BEGIN Dataset records
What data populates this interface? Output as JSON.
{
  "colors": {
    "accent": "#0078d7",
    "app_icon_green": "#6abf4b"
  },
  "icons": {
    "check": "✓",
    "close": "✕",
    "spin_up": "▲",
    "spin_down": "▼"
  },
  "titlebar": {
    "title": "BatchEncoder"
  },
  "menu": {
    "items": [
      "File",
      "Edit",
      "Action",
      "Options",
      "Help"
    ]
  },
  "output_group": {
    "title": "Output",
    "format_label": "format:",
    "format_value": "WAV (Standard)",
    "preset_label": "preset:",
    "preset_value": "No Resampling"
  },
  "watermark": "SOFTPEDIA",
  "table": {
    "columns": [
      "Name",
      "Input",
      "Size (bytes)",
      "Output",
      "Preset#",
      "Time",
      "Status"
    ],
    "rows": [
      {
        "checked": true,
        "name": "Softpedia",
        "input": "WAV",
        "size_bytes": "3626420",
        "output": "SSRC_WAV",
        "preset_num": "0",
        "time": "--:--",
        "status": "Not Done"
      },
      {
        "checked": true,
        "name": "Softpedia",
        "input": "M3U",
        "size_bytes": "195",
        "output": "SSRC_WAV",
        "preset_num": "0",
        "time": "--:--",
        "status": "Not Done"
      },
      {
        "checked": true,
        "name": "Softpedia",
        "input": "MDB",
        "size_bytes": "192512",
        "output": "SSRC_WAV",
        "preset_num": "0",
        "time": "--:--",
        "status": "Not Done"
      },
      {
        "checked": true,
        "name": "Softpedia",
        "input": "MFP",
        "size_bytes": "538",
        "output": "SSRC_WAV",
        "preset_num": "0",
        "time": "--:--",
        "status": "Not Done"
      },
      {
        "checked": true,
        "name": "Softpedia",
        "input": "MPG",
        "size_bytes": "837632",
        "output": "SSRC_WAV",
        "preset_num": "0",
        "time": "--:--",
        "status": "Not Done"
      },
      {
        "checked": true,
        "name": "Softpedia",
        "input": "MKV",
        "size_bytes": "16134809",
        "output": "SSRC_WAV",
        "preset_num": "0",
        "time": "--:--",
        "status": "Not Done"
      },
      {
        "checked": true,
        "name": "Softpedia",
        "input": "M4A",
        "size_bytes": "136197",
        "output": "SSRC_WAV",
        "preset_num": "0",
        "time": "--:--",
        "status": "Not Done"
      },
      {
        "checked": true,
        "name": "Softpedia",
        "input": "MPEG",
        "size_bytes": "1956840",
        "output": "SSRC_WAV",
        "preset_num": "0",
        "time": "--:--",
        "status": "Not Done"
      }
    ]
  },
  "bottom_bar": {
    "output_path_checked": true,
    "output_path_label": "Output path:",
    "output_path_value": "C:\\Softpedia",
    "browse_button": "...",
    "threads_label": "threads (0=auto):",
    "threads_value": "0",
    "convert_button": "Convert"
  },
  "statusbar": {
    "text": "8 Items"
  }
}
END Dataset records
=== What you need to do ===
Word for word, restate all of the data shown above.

=== Written response ===
What data populates this interface? Output as JSON.
{
  "colors": {
    "accent": "#0078d7",
    "app_icon_green": "#6abf4b"
  },
  "icons": {
    "check": "✓",
    "close": "✕",
    "spin_up": "▲",
    "spin_down": "▼"
  },
  "titlebar": {
    "title": "BatchEncoder"
  },
  "menu": {
    "items": [
      "File",
      "Edit",
      "Action",
      "Options",
      "Help"
    ]
  },
  "output_group": {
    "title": "Output",
    "format_label": "format:",
    "format_value": "WAV (Standard)",
    "preset_label": "preset:",
    "preset_value": "No Resampling"
  },
  "watermark": "SOFTPEDIA",
  "table": {
    "columns": [
      "Name",
      "Input",
      "Size (bytes)",
      "Output",
      "Preset#",
      "Time",
      "Status"
    ],
    "rows": [
      {
        "checked": true,
        "name": "Softpedia",
        "input": "WAV",
        "size_bytes": "3626420",
        "output": "SSRC_WAV",
        "preset_num": "0",
        "time": "--:--",
        "status": "Not Done"
      },
      {
        "checked": true,
        "name": "Softpedia",
        "input": "M3U",
        "size_bytes": "195",
        "output": "SSRC_WAV",
        "preset_num": "0",
        "time": "--:--",
        "status": "Not Done"
      },
      {
        "checked": true,
        "name": "Softpedia",
        "input": "MDB",
        "size_bytes": "192512",
        "output": "SSRC_WAV",
        "preset_num": "0",
        "time": "--:--",
        "status": "Not Done"
      },
      {
        "checked": true,
        "name": "Softpedia",
        "input": "MFP",
        "size_bytes": "538",
        "output": "SSRC_WAV",
        "preset_num": "0",
        "time": "--:--",
        "status": "Not Done"
      },
      {
        "checked": true,
        "name": "Softpedia",
        "input": "MPG",
        "size_bytes": "837632",
        "output": "SSRC_WAV",
        "preset_num": "0",
        "time": "--:--",
        "status": "Not Done"
      },
      {
        "checked": true,
        "name": "Softpedia",
        "input": "MKV",
        "size_bytes": "16134809",
        "output": "SSRC_WAV",
        "preset_num": "0",
        "time": "--:--",
        "status": "Not Done"
      },
      {
        "checked": true,
        "name": "Softpedia",
        "input": "M4A",
        "size_bytes": "136197",
        "output": "SSRC_WAV",
        "preset_num": "0",
        "time": "--:--",
        "status": "Not Done"
      },
      {
        "checked": true,
        "name": "Softpedia",
        "input": "MPEG",
        "size_bytes": "1956840",
        "output": "SSRC_WAV",
        "preset_num": "0",
        "time": "--:--",
        "status": "Not Done"
      }
    ]
  },
  "bottom_bar": {
    "output_path_checked": true,
    "output_path_label": "Output path:",
    "output_path_value": "C:\\Softpedia",
    "browse_button": "...",
    "threads_label": "threads (0=auto):",
    "threads_value": "0",
    "convert_button": "Convert"
  },
  "statusbar": {
    "text": "8 Items"
  }
}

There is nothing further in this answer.